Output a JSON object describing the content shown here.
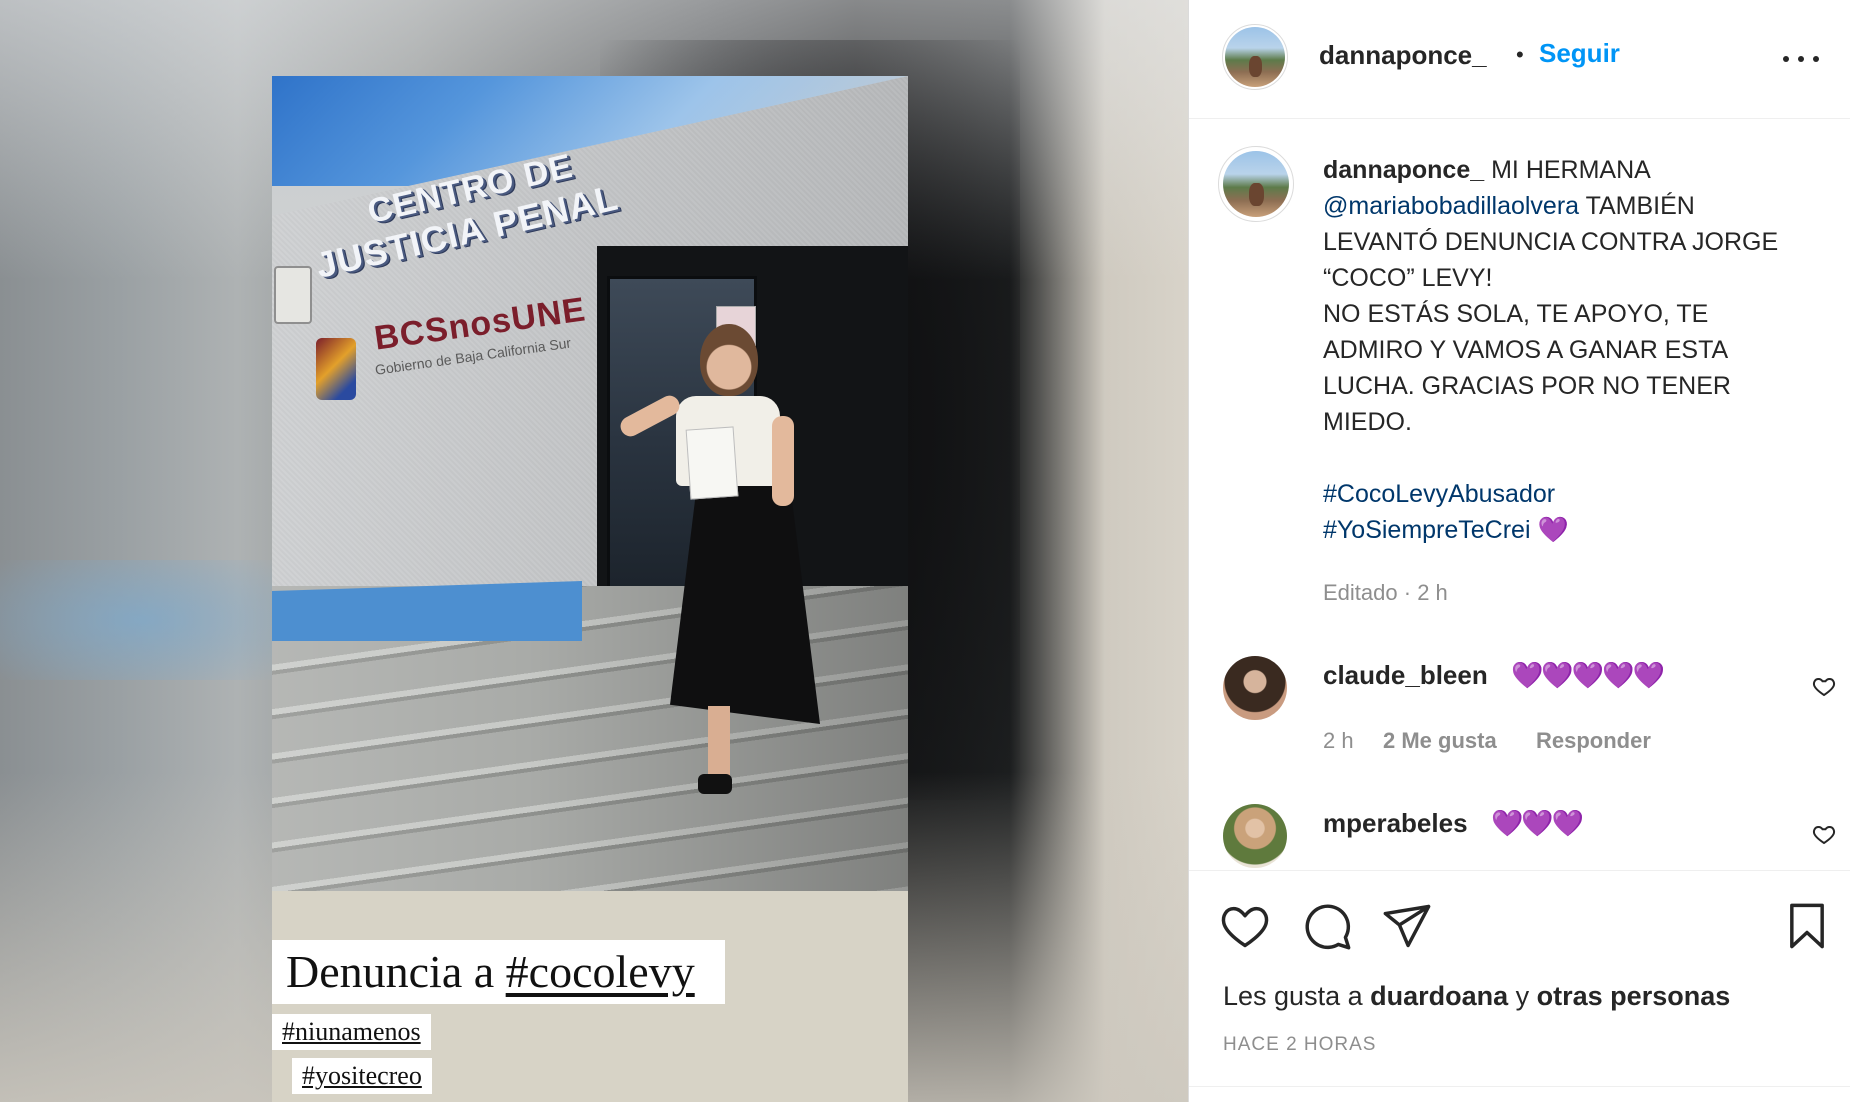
{
  "post": {
    "story_caption_main_prefix": "Denuncia a",
    "story_caption_main_tag": "#cocolevy",
    "story_tag_1": "#niunamenos",
    "story_tag_2": "#yositecreo",
    "building_sign_line_1": "CENTRO DE",
    "building_sign_line_2": "JUSTICIA PENAL",
    "building_logo_text": "BCSnosUNE",
    "building_logo_subtext": "Gobierno de Baja California Sur"
  },
  "header": {
    "username": "dannaponce_",
    "separator": "•",
    "follow_label": "Seguir",
    "more_icon": "more-horizontal-icon"
  },
  "caption": {
    "username": "dannaponce_",
    "text_1": " MI HERMANA ",
    "mention": "@mariabobadillaolvera",
    "text_2": " TAMBIÉN LEVANTÓ DENUNCIA CONTRA JORGE “COCO” LEVY!",
    "text_3": "NO ESTÁS SOLA, TE APOYO, TE ADMIRO Y VAMOS A GANAR ESTA LUCHA. GRACIAS POR NO TENER MIEDO.",
    "hashtag_1": "#CocoLevyAbusador",
    "hashtag_2": "#YoSiempreTeCrei",
    "emoji": "💜",
    "edited_label": "Editado",
    "edited_separator": "·",
    "edited_time": "2 h"
  },
  "comments": [
    {
      "username": "claude_bleen",
      "text": "💜💜💜💜💜",
      "time": "2 h",
      "likes": "2 Me gusta",
      "reply_label": "Responder"
    },
    {
      "username": "mperabeles",
      "text": "💜💜💜"
    }
  ],
  "actions": {
    "like_icon": "heart-icon",
    "comment_icon": "comment-icon",
    "share_icon": "send-icon",
    "save_icon": "bookmark-icon"
  },
  "likes": {
    "prefix": "Les gusta a ",
    "user": "duardoana",
    "middle": " y ",
    "others": "otras personas"
  },
  "timestamp": "HACE 2 HORAS",
  "colors": {
    "link_blue": "#0095f6",
    "mention_navy": "#00376b",
    "muted_gray": "#8e8e8e",
    "text_dark": "#262626"
  }
}
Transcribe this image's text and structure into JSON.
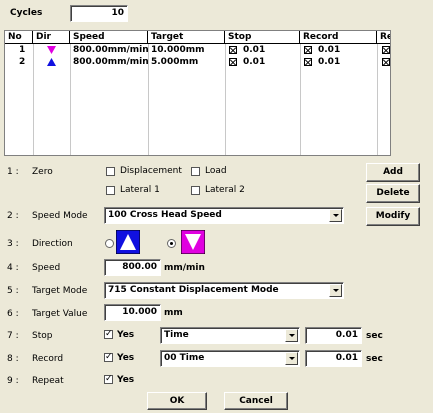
{
  "cycles": {
    "label": "Cycles",
    "value": "10"
  },
  "table": {
    "columns": [
      "No",
      "Dir",
      "Speed",
      "Target",
      "Stop",
      "Record",
      "Repeat"
    ],
    "rows": [
      {
        "no": "1",
        "dir": "down",
        "speed": "800.00mm/min",
        "target": "10.000mm",
        "stop": "0.01",
        "record": "0.01"
      },
      {
        "no": "2",
        "dir": "up",
        "speed": "800.00mm/min",
        "target": "5.000mm",
        "stop": "0.01",
        "record": "0.01"
      }
    ]
  },
  "zero": {
    "num": "1 :",
    "label": "Zero",
    "options": [
      "Displacement",
      "Load",
      "Lateral 1",
      "Lateral 2"
    ]
  },
  "speed_mode": {
    "num": "2 :",
    "label": "Speed Mode",
    "value": "100 Cross Head Speed"
  },
  "direction": {
    "num": "3 :",
    "label": "Direction",
    "up_color": "#1010e0",
    "down_color": "#e000e0",
    "selected": "down"
  },
  "speed": {
    "num": "4 :",
    "label": "Speed",
    "value": "800.00",
    "unit": "mm/min"
  },
  "target_mode": {
    "num": "5 :",
    "label": "Target Mode",
    "value": "715 Constant Displacement Mode"
  },
  "target_value": {
    "num": "6 :",
    "label": "Target Value",
    "value": "10.000",
    "unit": "mm"
  },
  "stop": {
    "num": "7 :",
    "label": "Stop",
    "check_label": "Yes",
    "select": "Time",
    "value": "0.01",
    "unit": "sec"
  },
  "record": {
    "num": "8 :",
    "label": "Record",
    "check_label": "Yes",
    "select": "00 Time",
    "value": "0.01",
    "unit": "sec"
  },
  "repeat": {
    "num": "9 :",
    "label": "Repeat",
    "check_label": "Yes"
  },
  "buttons": {
    "add": "Add",
    "delete": "Delete",
    "modify": "Modify",
    "ok": "OK",
    "cancel": "Cancel"
  }
}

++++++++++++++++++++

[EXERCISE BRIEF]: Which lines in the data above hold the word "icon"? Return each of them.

[RESPONSE TO THIS EXERCISE]:
    "more_icon": "more-horizontal-icon"
    "like_icon": "heart-icon",
    "comment_icon": "comment-icon",
    "share_icon": "send-icon",
    "save_icon": "bookmark-icon"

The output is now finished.